**Problem to solve**
Print the whole listing exactly.

---+---

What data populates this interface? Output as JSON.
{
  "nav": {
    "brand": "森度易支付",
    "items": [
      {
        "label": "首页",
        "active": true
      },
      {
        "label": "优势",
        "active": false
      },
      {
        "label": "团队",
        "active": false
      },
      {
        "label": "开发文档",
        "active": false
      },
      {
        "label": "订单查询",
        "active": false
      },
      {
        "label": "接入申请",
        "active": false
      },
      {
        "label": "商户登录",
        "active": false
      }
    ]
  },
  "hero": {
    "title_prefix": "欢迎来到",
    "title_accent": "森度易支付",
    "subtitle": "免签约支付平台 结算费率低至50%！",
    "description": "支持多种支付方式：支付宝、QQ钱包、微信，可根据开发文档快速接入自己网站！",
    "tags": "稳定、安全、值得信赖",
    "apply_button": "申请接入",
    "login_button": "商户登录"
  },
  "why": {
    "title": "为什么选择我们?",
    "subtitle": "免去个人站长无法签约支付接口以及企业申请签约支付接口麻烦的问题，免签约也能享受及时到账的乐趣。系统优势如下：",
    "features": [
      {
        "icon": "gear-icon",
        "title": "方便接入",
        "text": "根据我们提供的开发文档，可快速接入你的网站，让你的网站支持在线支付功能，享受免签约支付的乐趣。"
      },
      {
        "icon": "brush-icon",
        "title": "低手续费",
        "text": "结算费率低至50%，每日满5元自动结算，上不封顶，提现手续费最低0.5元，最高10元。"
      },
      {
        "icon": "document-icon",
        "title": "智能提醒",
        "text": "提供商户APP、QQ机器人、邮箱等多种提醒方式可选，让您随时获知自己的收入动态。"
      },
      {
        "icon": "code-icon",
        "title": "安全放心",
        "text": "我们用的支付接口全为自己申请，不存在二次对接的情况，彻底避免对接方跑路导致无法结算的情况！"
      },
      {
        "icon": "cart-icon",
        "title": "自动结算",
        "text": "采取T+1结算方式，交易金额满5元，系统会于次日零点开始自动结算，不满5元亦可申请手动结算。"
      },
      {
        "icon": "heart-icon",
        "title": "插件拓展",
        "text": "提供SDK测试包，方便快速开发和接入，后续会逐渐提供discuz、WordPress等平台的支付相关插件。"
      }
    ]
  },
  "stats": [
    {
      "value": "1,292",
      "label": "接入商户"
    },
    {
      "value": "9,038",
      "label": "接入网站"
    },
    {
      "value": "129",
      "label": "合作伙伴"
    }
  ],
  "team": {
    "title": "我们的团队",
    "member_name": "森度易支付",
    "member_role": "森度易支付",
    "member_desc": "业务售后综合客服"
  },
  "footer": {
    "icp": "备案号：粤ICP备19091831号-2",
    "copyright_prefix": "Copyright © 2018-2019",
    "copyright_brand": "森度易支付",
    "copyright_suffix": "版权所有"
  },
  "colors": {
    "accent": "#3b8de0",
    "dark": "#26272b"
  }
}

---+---

**Exercise answer**
What data populates this interface? Output as JSON.
{
  "nav": {
    "brand": "森度易支付",
    "items": [
      {
        "label": "首页",
        "active": true
      },
      {
        "label": "优势",
        "active": false
      },
      {
        "label": "团队",
        "active": false
      },
      {
        "label": "开发文档",
        "active": false
      },
      {
        "label": "订单查询",
        "active": false
      },
      {
        "label": "接入申请",
        "active": false
      },
      {
        "label": "商户登录",
        "active": false
      }
    ]
  },
  "hero": {
    "title_prefix": "欢迎来到",
    "title_accent": "森度易支付",
    "subtitle": "免签约支付平台 结算费率低至50%！",
    "description": "支持多种支付方式：支付宝、QQ钱包、微信，可根据开发文档快速接入自己网站！",
    "tags": "稳定、安全、值得信赖",
    "apply_button": "申请接入",
    "login_button": "商户登录"
  },
  "why": {
    "title": "为什么选择我们?",
    "subtitle": "免去个人站长无法签约支付接口以及企业申请签约支付接口麻烦的问题，免签约也能享受及时到账的乐趣。系统优势如下：",
    "features": [
      {
        "icon": "gear-icon",
        "title": "方便接入",
        "text": "根据我们提供的开发文档，可快速接入你的网站，让你的网站支持在线支付功能，享受免签约支付的乐趣。"
      },
      {
        "icon": "brush-icon",
        "title": "低手续费",
        "text": "结算费率低至50%，每日满5元自动结算，上不封顶，提现手续费最低0.5元，最高10元。"
      },
      {
        "icon": "document-icon",
        "title": "智能提醒",
        "text": "提供商户APP、QQ机器人、邮箱等多种提醒方式可选，让您随时获知自己的收入动态。"
      },
      {
        "icon": "code-icon",
        "title": "安全放心",
        "text": "我们用的支付接口全为自己申请，不存在二次对接的情况，彻底避免对接方跑路导致无法结算的情况！"
      },
      {
        "icon": "cart-icon",
        "title": "自动结算",
        "text": "采取T+1结算方式，交易金额满5元，系统会于次日零点开始自动结算，不满5元亦可申请手动结算。"
      },
      {
        "icon": "heart-icon",
        "title": "插件拓展",
        "text": "提供SDK测试包，方便快速开发和接入，后续会逐渐提供discuz、WordPress等平台的支付相关插件。"
      }
    ]
  },
  "stats": [
    {
      "value": "1,292",
      "label": "接入商户"
    },
    {
      "value": "9,038",
      "label": "接入网站"
    },
    {
      "value": "129",
      "label": "合作伙伴"
    }
  ],
  "team": {
    "title": "我们的团队",
    "member_name": "森度易支付",
    "member_role": "森度易支付",
    "member_desc": "业务售后综合客服"
  },
  "footer": {
    "icp": "备案号：粤ICP备19091831号-2",
    "copyright_prefix": "Copyright © 2018-2019",
    "copyright_brand": "森度易支付",
    "copyright_suffix": "版权所有"
  },
  "colors": {
    "accent": "#3b8de0",
    "dark": "#26272b"
  }
}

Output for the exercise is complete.